Of course, the old woman is the witch who built the house to attract children. In the event that the reader doesn't comprehend the full creepiness of the scenario, the narrator explains: When the witch gets a child, she kills it, cooks it, and eats it; and for her that's a holiday. Witches have red eyes and can't see far, but they have an acute sense of smell. When Hansel and Gretel got close to her house, she gave a wicked laugh and sneered: These are mine, they won't get away! She watches the children sleeping and murmurs over their plump red cheeks: That'll be a tasty morsel.

What happens in most Hansel and Gretel stories? In this one, the witch shuts Hansel in a stall and makes Gretel cook meals to fatten him. When he's fat, I'll eat him! Gretel cries but has to follow the witch's orders. Every morning the witch hobbles to the stall and tells Hansel to stick out his finger so she can feel if he's fat yet. Hansel always holds out a bone. The witch is surprised that he's still so thin.

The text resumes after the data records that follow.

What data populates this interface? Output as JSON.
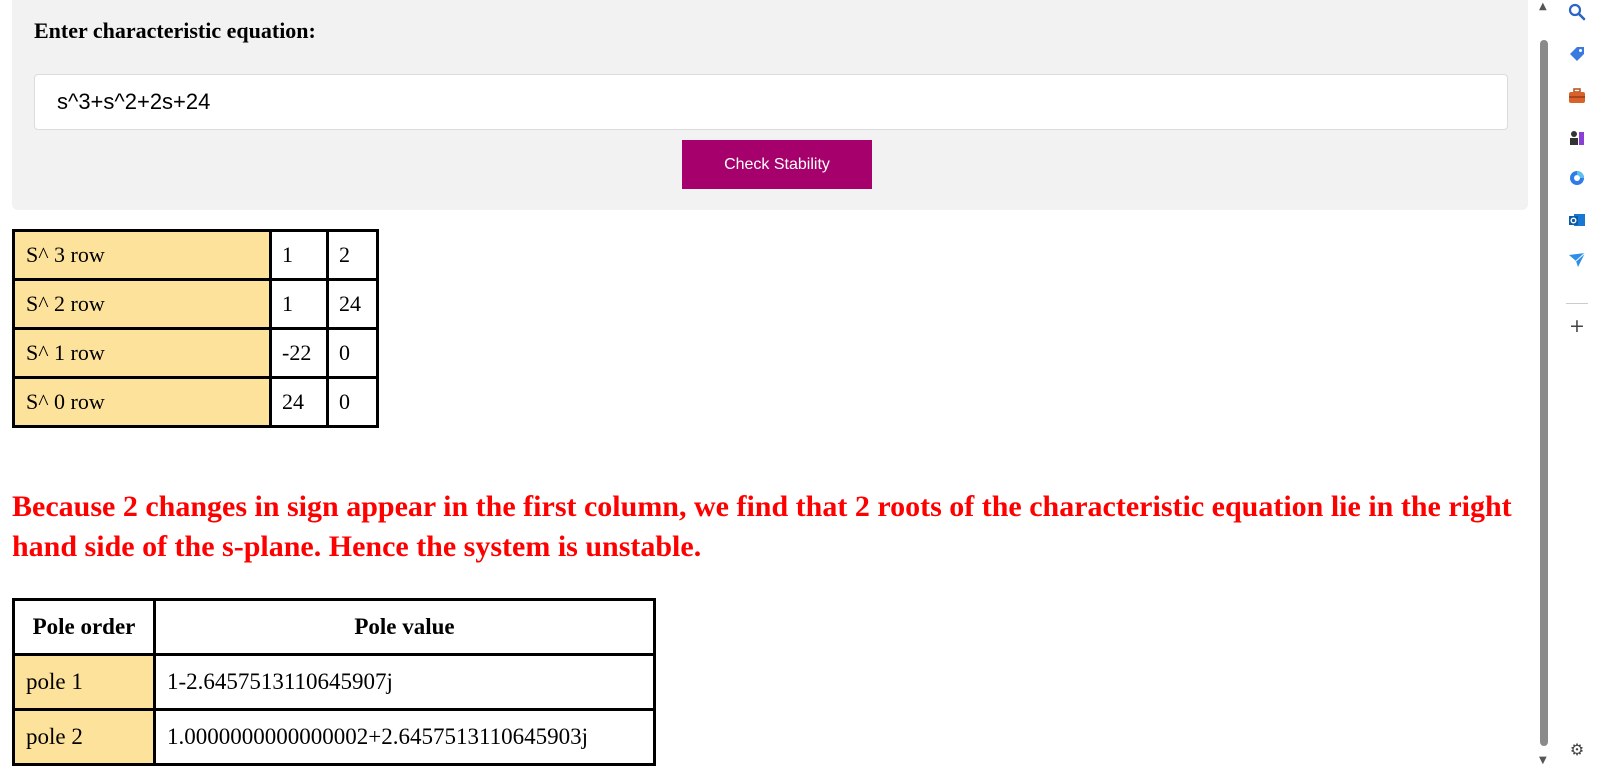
{
  "form": {
    "label": "Enter characteristic equation:",
    "equation_value": "s^3+s^2+2s+24",
    "button_label": "Check Stability",
    "button_color": "#a5006c"
  },
  "routh_table": {
    "rows": [
      {
        "label": "S^ 3 row",
        "col1": "1",
        "col2": "2"
      },
      {
        "label": "S^ 2 row",
        "col1": "1",
        "col2": "24"
      },
      {
        "label": "S^ 1 row",
        "col1": "-22",
        "col2": "0"
      },
      {
        "label": "S^ 0 row",
        "col1": "24",
        "col2": "0"
      }
    ],
    "label_bg_color": "#fde29c"
  },
  "result": {
    "message": "Because 2 changes in sign appear in the first column, we find that 2 roots of the characteristic equation lie in the right hand side of the s-plane. Hence the system is unstable.",
    "color": "#ff0000"
  },
  "pole_table": {
    "headers": [
      "Pole order",
      "Pole value"
    ],
    "rows": [
      {
        "order": "pole 1",
        "value": "1-2.6457513110645907j"
      },
      {
        "order": "pole 2",
        "value": "1.0000000000000002+2.6457513110645903j"
      }
    ]
  },
  "browser_sidebar": {
    "icons": [
      "search-icon",
      "tag-icon",
      "briefcase-icon",
      "chess-icon",
      "copilot-icon",
      "outlook-icon",
      "send-icon",
      "plus-icon",
      "settings-icon"
    ],
    "add_symbol": "+",
    "settings_symbol": "⚙"
  }
}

Finally, she can't contain her impatience and tells Gretel to fill a great cauldron of water. The next day she will slaughter and cook Hansel.

In the morning the witch already has the fire in the stove crackling. She tells Gretel to crawl into the oven to check if it's hot enough to bake bread. Gretel guesses that the witch means to bake her and says she doesn't know how to check the oven. The witch calls her a stupid goose, and demonstrates how to bend and poke her head in the oven. Gretel gives the witch a great shove, slams shut the iron door, and bars it.

There follows a page of merriment where Gretel lets Hansel out of the stall, they dance in the yard and find jewels in the house, which they take home (which they can now find), and discover that their father's wife is dead. Happy Ending, which is not always the case in this collection of Grimm's.


  1. I recently finished reading Eden Robinson's Blood Sports, which is inspired/influenced by the Hansel and Gretel story -- a modern re-telling, if you will.

    Though I didn't realize it until the end, when I read the author's .... eeep. whatever the name is for that: the author's.... explanation? Post-book wrap-up? Post-script? Probably "notes" or "acknowledgments".

    Anyway. When she revealed that it was Hansel & Gretel, it was like a little explosion in my head: of COURSE it was H&G, why did I not see that until I was told?

    I liked it very much, even before I realized it was a fairy tale. Very gruesome and incredibly disturbing. And perhaps I have just destroyed any possibility of your brain exploding (in a good way) if you are not familiar with that particular novel.

    Have you read Angela Carter's collections of fairy tale re-tellings?

  2. She edited a couple of collections. Maybe 3 collections. I think she may have written some but it's been a long time since I read them and I don't remember. Or maybe I'm under a fairy spell.

  3. Better under a fairy spell than a bell jar.